▶ YOUR TASK
The entries below need to be written out exactly, with no pictures included.

▶ RECORD SET
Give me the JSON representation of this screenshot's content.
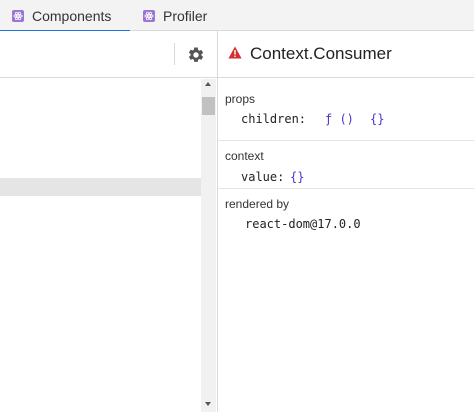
{
  "tabs": [
    {
      "label": "Components",
      "active": true
    },
    {
      "label": "Profiler",
      "active": false
    }
  ],
  "settings": {
    "icon": "gear-icon"
  },
  "inspector": {
    "component_name": "Context.Consumer",
    "warning_icon": "warning-icon",
    "props": {
      "title": "props",
      "key": "children:",
      "value_func": "ƒ ()",
      "value_obj": "{}"
    },
    "context": {
      "title": "context",
      "key": "value:",
      "value": "{}"
    },
    "rendered_by": {
      "title": "rendered by",
      "value": "react-dom@17.0.0"
    }
  },
  "colors": {
    "accent": "#1e6fd9",
    "react_icon": "#9a76d4",
    "warning": "#d32f2f",
    "value": "#4b36c7"
  }
}
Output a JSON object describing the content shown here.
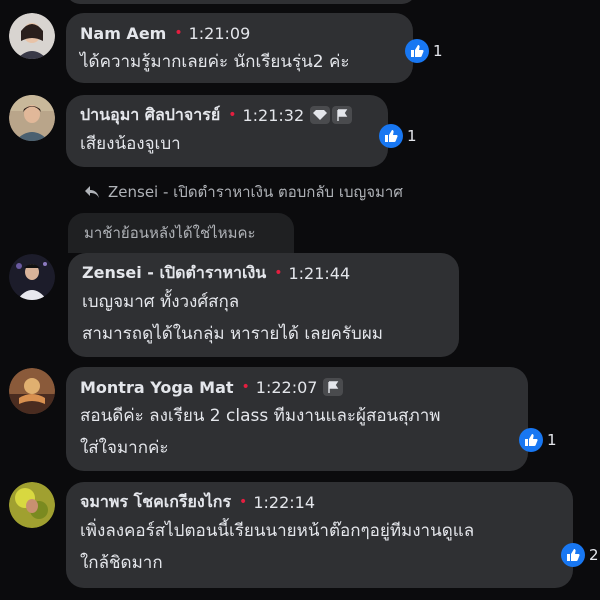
{
  "comments": [
    {
      "name": "Nam Aem",
      "time": "1:21:09",
      "lines": [
        "ได้ความรู้มากเลยค่ะ นักเรียนรุ่น2 ค่ะ"
      ],
      "likes": "1",
      "badges": []
    },
    {
      "name": "ปานอุมา ศิลปาจารย์",
      "time": "1:21:32",
      "lines": [
        "เสียงน้องจูเบา"
      ],
      "likes": "1",
      "badges": [
        "diamond-icon",
        "flag-icon"
      ]
    },
    {
      "name": "Zensei - เปิดตำราหาเงิน",
      "time": "1:21:44",
      "lines": [
        "เบญจมาศ ทั้งวงศ์สกุล",
        "สามารถดูได้ในกลุ่ม หารายได้ เลยครับผม"
      ],
      "likes": "",
      "badges": []
    },
    {
      "name": "Montra Yoga Mat",
      "time": "1:22:07",
      "lines": [
        "สอนดีค่ะ ลงเรียน 2 class  ทีมงานและผู้สอนสุภาพ",
        "ใส่ใจมากค่ะ"
      ],
      "likes": "1",
      "badges": [
        "flag-icon"
      ]
    },
    {
      "name": "จมาพร โชคเกรียงไกร",
      "time": "1:22:14",
      "lines": [
        "เพิ่งลงคอร์สไปตอนนี้เรียนนายหน้าต๊อกๆอยู่ทีมงานดูแล",
        "ใกล้ชิดมาก"
      ],
      "likes": "2",
      "badges": []
    }
  ],
  "reply": {
    "text": "Zensei - เปิดตำราหาเงิน ตอบกลับ เบญจมาศ",
    "quoted": "มาช้าย้อนหลังได้ใช่ไหมคะ"
  },
  "colors": {
    "like": "#1877f2",
    "dot": "#e41e3f",
    "bubble": "#2f3033"
  }
}
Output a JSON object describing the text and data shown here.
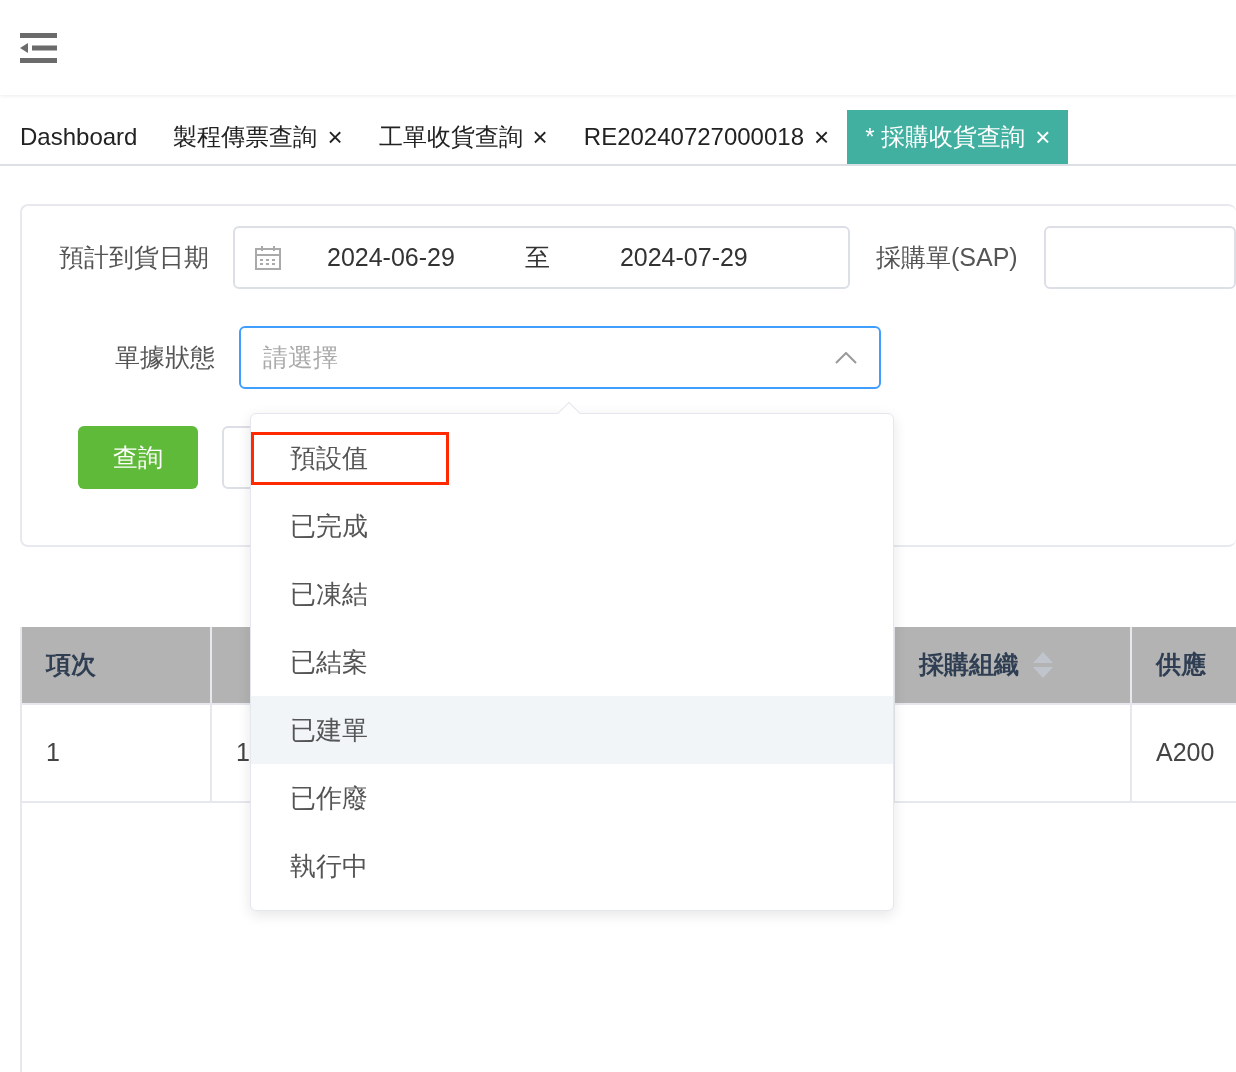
{
  "tabs": [
    {
      "label": "Dashboard",
      "closable": false,
      "selected": false
    },
    {
      "label": "製程傳票查詢",
      "closable": true,
      "selected": false
    },
    {
      "label": "工單收貨查詢",
      "closable": true,
      "selected": false
    },
    {
      "label": "RE20240727000018",
      "closable": true,
      "selected": false
    },
    {
      "label": "* 採購收貨查詢",
      "closable": true,
      "selected": true
    }
  ],
  "close_glyph": "×",
  "form": {
    "date_label": "預計到貨日期",
    "date_from": "2024-06-29",
    "date_sep": "至",
    "date_to": "2024-07-29",
    "po_label": "採購單(SAP)",
    "status_label": "單據狀態",
    "status_placeholder": "請選擇",
    "status_open": true,
    "search_button": "查詢"
  },
  "dropdown": {
    "options": [
      {
        "label": "預設值",
        "highlighted": true,
        "hovered": false
      },
      {
        "label": "已完成",
        "highlighted": false,
        "hovered": false
      },
      {
        "label": "已凍結",
        "highlighted": false,
        "hovered": false
      },
      {
        "label": "已結案",
        "highlighted": false,
        "hovered": false
      },
      {
        "label": "已建單",
        "highlighted": false,
        "hovered": true
      },
      {
        "label": "已作廢",
        "highlighted": false,
        "hovered": false
      },
      {
        "label": "執行中",
        "highlighted": false,
        "hovered": false
      }
    ]
  },
  "table": {
    "columns": [
      {
        "label": "項次",
        "sortable": false
      },
      {
        "sortable": false
      },
      {
        "label": "採購組織",
        "sortable": true
      },
      {
        "label": "供應",
        "sortable": false
      }
    ],
    "rows": [
      [
        "1",
        "1",
        null,
        "A200"
      ]
    ]
  }
}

▶ PROBLEM SOLUTION
Give me the JSON representation of this screenshot's content.
{
  "tabs": [
    {
      "label": "Components",
      "active": true
    },
    {
      "label": "Profiler",
      "active": false
    }
  ],
  "settings": {
    "icon": "gear-icon"
  },
  "inspector": {
    "component_name": "Context.Consumer",
    "warning_icon": "warning-icon",
    "props": {
      "title": "props",
      "key": "children:",
      "value_func": "ƒ ()",
      "value_obj": "{}"
    },
    "context": {
      "title": "context",
      "key": "value:",
      "value": "{}"
    },
    "rendered_by": {
      "title": "rendered by",
      "value": "react-dom@17.0.0"
    }
  },
  "colors": {
    "accent": "#1e6fd9",
    "react_icon": "#9a76d4",
    "warning": "#d32f2f",
    "value": "#4b36c7"
  }
}
Output a JSON object describing the content shown here.
{
  "comments": [
    {
      "name": "Nam Aem",
      "time": "1:21:09",
      "lines": [
        "ได้ความรู้มากเลยค่ะ นักเรียนรุ่น2 ค่ะ"
      ],
      "likes": "1",
      "badges": []
    },
    {
      "name": "ปานอุมา ศิลปาจารย์",
      "time": "1:21:32",
      "lines": [
        "เสียงน้องจูเบา"
      ],
      "likes": "1",
      "badges": [
        "diamond-icon",
        "flag-icon"
      ]
    },
    {
      "name": "Zensei - เปิดตำราหาเงิน",
      "time": "1:21:44",
      "lines": [
        "เบญจมาศ ทั้งวงศ์สกุล",
        "สามารถดูได้ในกลุ่ม หารายได้ เลยครับผม"
      ],
      "likes": "",
      "badges": []
    },
    {
      "name": "Montra Yoga Mat",
      "time": "1:22:07",
      "lines": [
        "สอนดีค่ะ ลงเรียน 2 class  ทีมงานและผู้สอนสุภาพ",
        "ใส่ใจมากค่ะ"
      ],
      "likes": "1",
      "badges": [
        "flag-icon"
      ]
    },
    {
      "name": "จมาพร โชคเกรียงไกร",
      "time": "1:22:14",
      "lines": [
        "เพิ่งลงคอร์สไปตอนนี้เรียนนายหน้าต๊อกๆอยู่ทีมงานดูแล",
        "ใกล้ชิดมาก"
      ],
      "likes": "2",
      "badges": []
    }
  ],
  "reply": {
    "text": "Zensei - เปิดตำราหาเงิน ตอบกลับ เบญจมาศ",
    "quoted": "มาช้าย้อนหลังได้ใช่ไหมคะ"
  },
  "colors": {
    "like": "#1877f2",
    "dot": "#e41e3f",
    "bubble": "#2f3033"
  }
}
Output a JSON object describing the text and data shown here.
{
  "tabs": [
    {
      "label": "Dashboard",
      "closable": false,
      "selected": false
    },
    {
      "label": "製程傳票查詢",
      "closable": true,
      "selected": false
    },
    {
      "label": "工單收貨查詢",
      "closable": true,
      "selected": false
    },
    {
      "label": "RE20240727000018",
      "closable": true,
      "selected": false
    },
    {
      "label": "* 採購收貨查詢",
      "closable": true,
      "selected": true
    }
  ],
  "close_glyph": "×",
  "form": {
    "date_label": "預計到貨日期",
    "date_from": "2024-06-29",
    "date_sep": "至",
    "date_to": "2024-07-29",
    "po_label": "採購單(SAP)",
    "status_label": "單據狀態",
    "status_placeholder": "請選擇",
    "status_open": true,
    "search_button": "查詢"
  },
  "dropdown": {
    "options": [
      {
        "label": "預設值",
        "highlighted": true,
        "hovered": false
      },
      {
        "label": "已完成",
        "highlighted": false,
        "hovered": false
      },
      {
        "label": "已凍結",
        "highlighted": false,
        "hovered": false
      },
      {
        "label": "已結案",
        "highlighted": false,
        "hovered": false
      },
      {
        "label": "已建單",
        "highlighted": false,
        "hovered": true
      },
      {
        "label": "已作廢",
        "highlighted": false,
        "hovered": false
      },
      {
        "label": "執行中",
        "highlighted": false,
        "hovered": false
      }
    ]
  },
  "table": {
    "columns": [
      {
        "label": "項次",
        "sortable": false
      },
      {
        "sortable": false
      },
      {
        "label": "採購組織",
        "sortable": true
      },
      {
        "label": "供應",
        "sortable": false
      }
    ],
    "rows": [
      [
        "1",
        "1",
        null,
        "A200"
      ]
    ]
  }
}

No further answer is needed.